→ Raw data
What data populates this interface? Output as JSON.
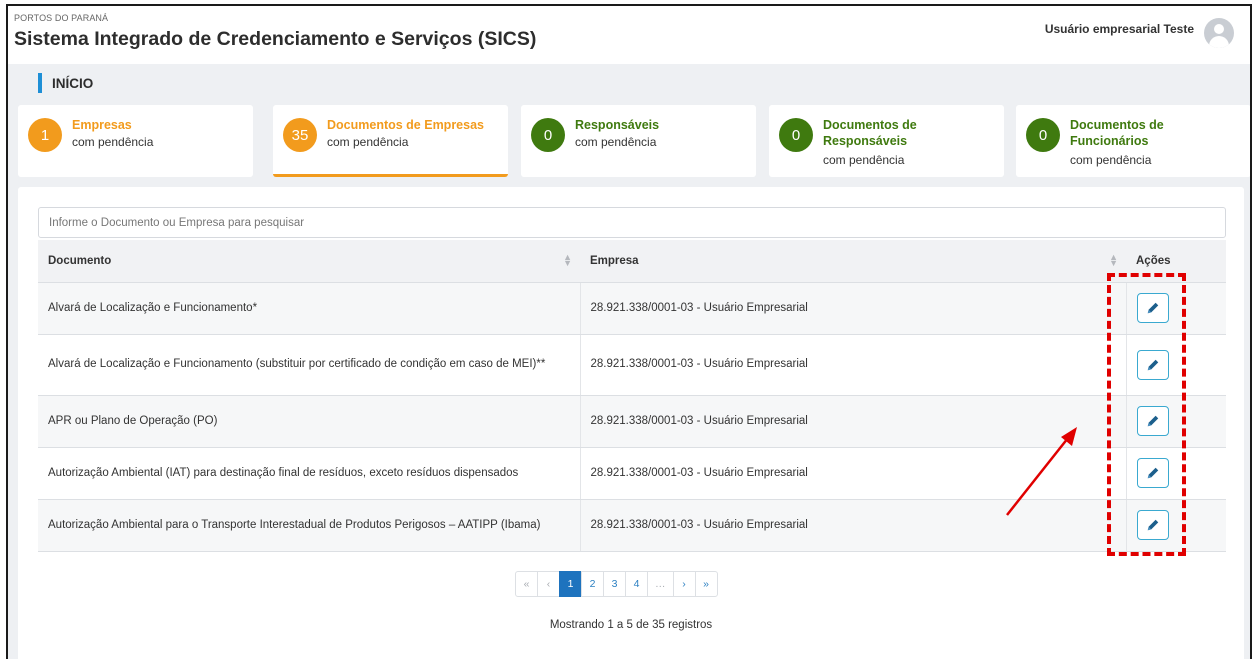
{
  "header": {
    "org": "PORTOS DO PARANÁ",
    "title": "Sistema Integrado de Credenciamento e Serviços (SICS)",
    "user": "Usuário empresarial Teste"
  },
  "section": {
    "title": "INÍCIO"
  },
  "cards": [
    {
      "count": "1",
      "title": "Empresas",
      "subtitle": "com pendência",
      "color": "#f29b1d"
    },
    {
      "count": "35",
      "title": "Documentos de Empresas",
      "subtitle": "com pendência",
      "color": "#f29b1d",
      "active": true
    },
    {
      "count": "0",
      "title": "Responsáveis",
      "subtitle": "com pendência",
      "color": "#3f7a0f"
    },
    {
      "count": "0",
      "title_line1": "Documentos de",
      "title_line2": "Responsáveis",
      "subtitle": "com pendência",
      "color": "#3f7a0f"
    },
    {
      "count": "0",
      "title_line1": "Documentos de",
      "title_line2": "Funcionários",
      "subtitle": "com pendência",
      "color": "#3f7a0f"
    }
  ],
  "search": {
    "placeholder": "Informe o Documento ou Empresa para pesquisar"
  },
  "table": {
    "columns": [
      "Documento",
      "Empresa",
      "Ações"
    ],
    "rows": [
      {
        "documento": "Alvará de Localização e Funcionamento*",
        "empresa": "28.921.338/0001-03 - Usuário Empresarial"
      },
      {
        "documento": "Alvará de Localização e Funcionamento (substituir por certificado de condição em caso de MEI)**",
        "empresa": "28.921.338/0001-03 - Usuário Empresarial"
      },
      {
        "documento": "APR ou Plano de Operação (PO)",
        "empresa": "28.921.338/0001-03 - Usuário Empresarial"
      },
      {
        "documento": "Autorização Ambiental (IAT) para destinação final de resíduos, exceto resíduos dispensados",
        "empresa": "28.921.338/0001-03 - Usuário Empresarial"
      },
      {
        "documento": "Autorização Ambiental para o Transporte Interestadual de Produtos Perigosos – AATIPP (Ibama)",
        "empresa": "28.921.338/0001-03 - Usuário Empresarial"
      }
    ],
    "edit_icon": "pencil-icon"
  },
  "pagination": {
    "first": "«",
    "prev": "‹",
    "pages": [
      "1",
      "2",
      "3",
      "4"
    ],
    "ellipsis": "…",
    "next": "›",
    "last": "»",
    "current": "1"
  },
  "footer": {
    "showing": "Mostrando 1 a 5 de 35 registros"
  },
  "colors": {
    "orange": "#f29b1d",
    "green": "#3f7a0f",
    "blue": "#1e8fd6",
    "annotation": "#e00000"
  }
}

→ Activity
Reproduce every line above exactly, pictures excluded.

→ Response box
What data populates this interface? Output as JSON.
{
  "header": {
    "org": "PORTOS DO PARANÁ",
    "title": "Sistema Integrado de Credenciamento e Serviços (SICS)",
    "user": "Usuário empresarial Teste"
  },
  "section": {
    "title": "INÍCIO"
  },
  "cards": [
    {
      "count": "1",
      "title": "Empresas",
      "subtitle": "com pendência",
      "color": "#f29b1d"
    },
    {
      "count": "35",
      "title": "Documentos de Empresas",
      "subtitle": "com pendência",
      "color": "#f29b1d",
      "active": true
    },
    {
      "count": "0",
      "title": "Responsáveis",
      "subtitle": "com pendência",
      "color": "#3f7a0f"
    },
    {
      "count": "0",
      "title_line1": "Documentos de",
      "title_line2": "Responsáveis",
      "subtitle": "com pendência",
      "color": "#3f7a0f"
    },
    {
      "count": "0",
      "title_line1": "Documentos de",
      "title_line2": "Funcionários",
      "subtitle": "com pendência",
      "color": "#3f7a0f"
    }
  ],
  "search": {
    "placeholder": "Informe o Documento ou Empresa para pesquisar"
  },
  "table": {
    "columns": [
      "Documento",
      "Empresa",
      "Ações"
    ],
    "rows": [
      {
        "documento": "Alvará de Localização e Funcionamento*",
        "empresa": "28.921.338/0001-03 - Usuário Empresarial"
      },
      {
        "documento": "Alvará de Localização e Funcionamento (substituir por certificado de condição em caso de MEI)**",
        "empresa": "28.921.338/0001-03 - Usuário Empresarial"
      },
      {
        "documento": "APR ou Plano de Operação (PO)",
        "empresa": "28.921.338/0001-03 - Usuário Empresarial"
      },
      {
        "documento": "Autorização Ambiental (IAT) para destinação final de resíduos, exceto resíduos dispensados",
        "empresa": "28.921.338/0001-03 - Usuário Empresarial"
      },
      {
        "documento": "Autorização Ambiental para o Transporte Interestadual de Produtos Perigosos – AATIPP (Ibama)",
        "empresa": "28.921.338/0001-03 - Usuário Empresarial"
      }
    ],
    "edit_icon": "pencil-icon"
  },
  "pagination": {
    "first": "«",
    "prev": "‹",
    "pages": [
      "1",
      "2",
      "3",
      "4"
    ],
    "ellipsis": "…",
    "next": "›",
    "last": "»",
    "current": "1"
  },
  "footer": {
    "showing": "Mostrando 1 a 5 de 35 registros"
  },
  "colors": {
    "orange": "#f29b1d",
    "green": "#3f7a0f",
    "blue": "#1e8fd6",
    "annotation": "#e00000"
  }
}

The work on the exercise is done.